In the years after Dave Chappelle infamously walked away from filming the third season of his show on Comedy Central, he gave several different explanations. One of them was that he’d had an epiphany in the middle of filming a sketch. It was based on the idea of man having to make a choice, with an angel on one shoulder telling him to do the right thing while a devil on the other tempted him to be selfish. In the sketch, the angel was a “good” Black man, representing the best aspects of Black culture, while the devil was the embodiment of every bad, stereotypical depiction of Black men. He said that, during filming, he heard a white crew member laugh the wrong way, and he began to suspect his intention for the show to challenge people’s beliefs was instead doing the opposite.

Generally, when the crowd reacts in a way not anticipated by the comic, it isn’t a bad thing.
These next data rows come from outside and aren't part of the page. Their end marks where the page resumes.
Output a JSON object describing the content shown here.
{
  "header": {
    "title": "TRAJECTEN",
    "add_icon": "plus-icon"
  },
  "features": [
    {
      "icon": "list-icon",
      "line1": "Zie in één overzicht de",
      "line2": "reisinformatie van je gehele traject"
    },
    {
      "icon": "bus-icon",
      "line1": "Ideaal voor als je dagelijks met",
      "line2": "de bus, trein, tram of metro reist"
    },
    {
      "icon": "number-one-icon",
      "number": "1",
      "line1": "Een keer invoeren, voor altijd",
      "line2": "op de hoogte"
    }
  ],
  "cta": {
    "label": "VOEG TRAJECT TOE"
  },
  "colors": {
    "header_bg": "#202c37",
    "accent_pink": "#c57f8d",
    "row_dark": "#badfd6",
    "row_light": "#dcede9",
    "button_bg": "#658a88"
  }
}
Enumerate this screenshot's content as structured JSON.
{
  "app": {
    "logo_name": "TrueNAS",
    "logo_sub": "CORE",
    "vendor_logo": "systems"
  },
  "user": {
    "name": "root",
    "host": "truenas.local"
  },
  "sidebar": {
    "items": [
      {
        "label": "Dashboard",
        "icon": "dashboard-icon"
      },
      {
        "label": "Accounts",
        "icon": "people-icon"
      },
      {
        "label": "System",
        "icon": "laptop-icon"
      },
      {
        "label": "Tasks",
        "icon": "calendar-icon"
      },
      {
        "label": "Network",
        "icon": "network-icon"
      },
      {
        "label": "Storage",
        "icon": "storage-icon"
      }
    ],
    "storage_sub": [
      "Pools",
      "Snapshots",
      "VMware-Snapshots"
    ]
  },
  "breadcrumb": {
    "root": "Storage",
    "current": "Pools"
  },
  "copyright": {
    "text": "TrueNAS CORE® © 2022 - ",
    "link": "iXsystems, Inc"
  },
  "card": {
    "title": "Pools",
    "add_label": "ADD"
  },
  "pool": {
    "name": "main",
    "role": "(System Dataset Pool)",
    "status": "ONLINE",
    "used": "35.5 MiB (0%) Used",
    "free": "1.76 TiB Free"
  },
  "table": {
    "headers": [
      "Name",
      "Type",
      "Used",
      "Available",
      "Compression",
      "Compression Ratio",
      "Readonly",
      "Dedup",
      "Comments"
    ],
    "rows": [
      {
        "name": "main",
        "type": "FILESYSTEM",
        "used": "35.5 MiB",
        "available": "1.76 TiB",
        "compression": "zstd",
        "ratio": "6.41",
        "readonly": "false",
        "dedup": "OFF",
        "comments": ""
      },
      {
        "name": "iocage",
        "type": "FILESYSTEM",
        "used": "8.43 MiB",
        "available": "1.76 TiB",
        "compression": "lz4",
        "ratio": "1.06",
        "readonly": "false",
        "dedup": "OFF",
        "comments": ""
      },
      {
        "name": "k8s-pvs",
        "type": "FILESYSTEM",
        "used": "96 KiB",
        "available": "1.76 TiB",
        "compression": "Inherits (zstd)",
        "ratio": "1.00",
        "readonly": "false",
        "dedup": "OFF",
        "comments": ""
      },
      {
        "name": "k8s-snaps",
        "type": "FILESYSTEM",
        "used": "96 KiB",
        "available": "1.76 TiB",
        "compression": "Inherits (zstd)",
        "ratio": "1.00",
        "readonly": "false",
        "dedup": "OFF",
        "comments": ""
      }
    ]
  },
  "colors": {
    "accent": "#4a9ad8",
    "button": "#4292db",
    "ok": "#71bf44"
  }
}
You might write a setup-punchline joke, try it on stage, and the crowd laughs during the setup. That laugh might take away from the punchline. Maybe it’s a sign the punchline is too obvious or even unnecessary. It’s just another reason working out material on stage is so important, because writing at home is only going to take you so far.

Maybe for some comics, crowds can never laugh the wrong way, but not for me. I’ve performed in Swedish several times, but that was years ago. Other than not being as comfortable doing it, I don’t want the crowd to laugh at my dialect or when I mispronounce words. I want them to laugh at my jokes. If I didn’t care why they laugh, as long as they laugh, I’d be a Swedish act all the time.

So while I personally can’t say I’ve had an experience that compares to Chappelle’s, I did witness it happen to someone else. I once did a gig during a special event at a Business college in Stockholm. The students where all quite posh and quite white. After my set, I went to the back of the room to watch the others. A Black comic took the stage and his routine included act-outs of some of his Black friends back in the ‘hood. I noticed a group of white kids howling and looking at each other in a way that said, “Everything we think about those people is true!” They were laughing the wrong way.

I’m not going to moan (or even whinge) about it not being socially acceptable for white comics to do exaggerated, stereotypical characters of people of color anymore. But whenever I see a Black comic do a stereotypical Black character, or an Indian do an Indian, or Hispanic do a Hispanic, etc etc, I can’t help but wonder if the crowd is laughing the wrong way. After all, whites aren’t allowed to do it anymore because it keeps those stereotypes alive and we should let them die. You get a pass for mocking people in a protected group if you yourself belong to that group, but, again, I can’t help but wonder if that just keeps the stereotypes alive.

In any case, it’s not for me to decide what comics should or should not say. I can’t even make everyone believe that there is ever a wrong way for people to laugh. It’s just another limit for me to add to my already overburdened self.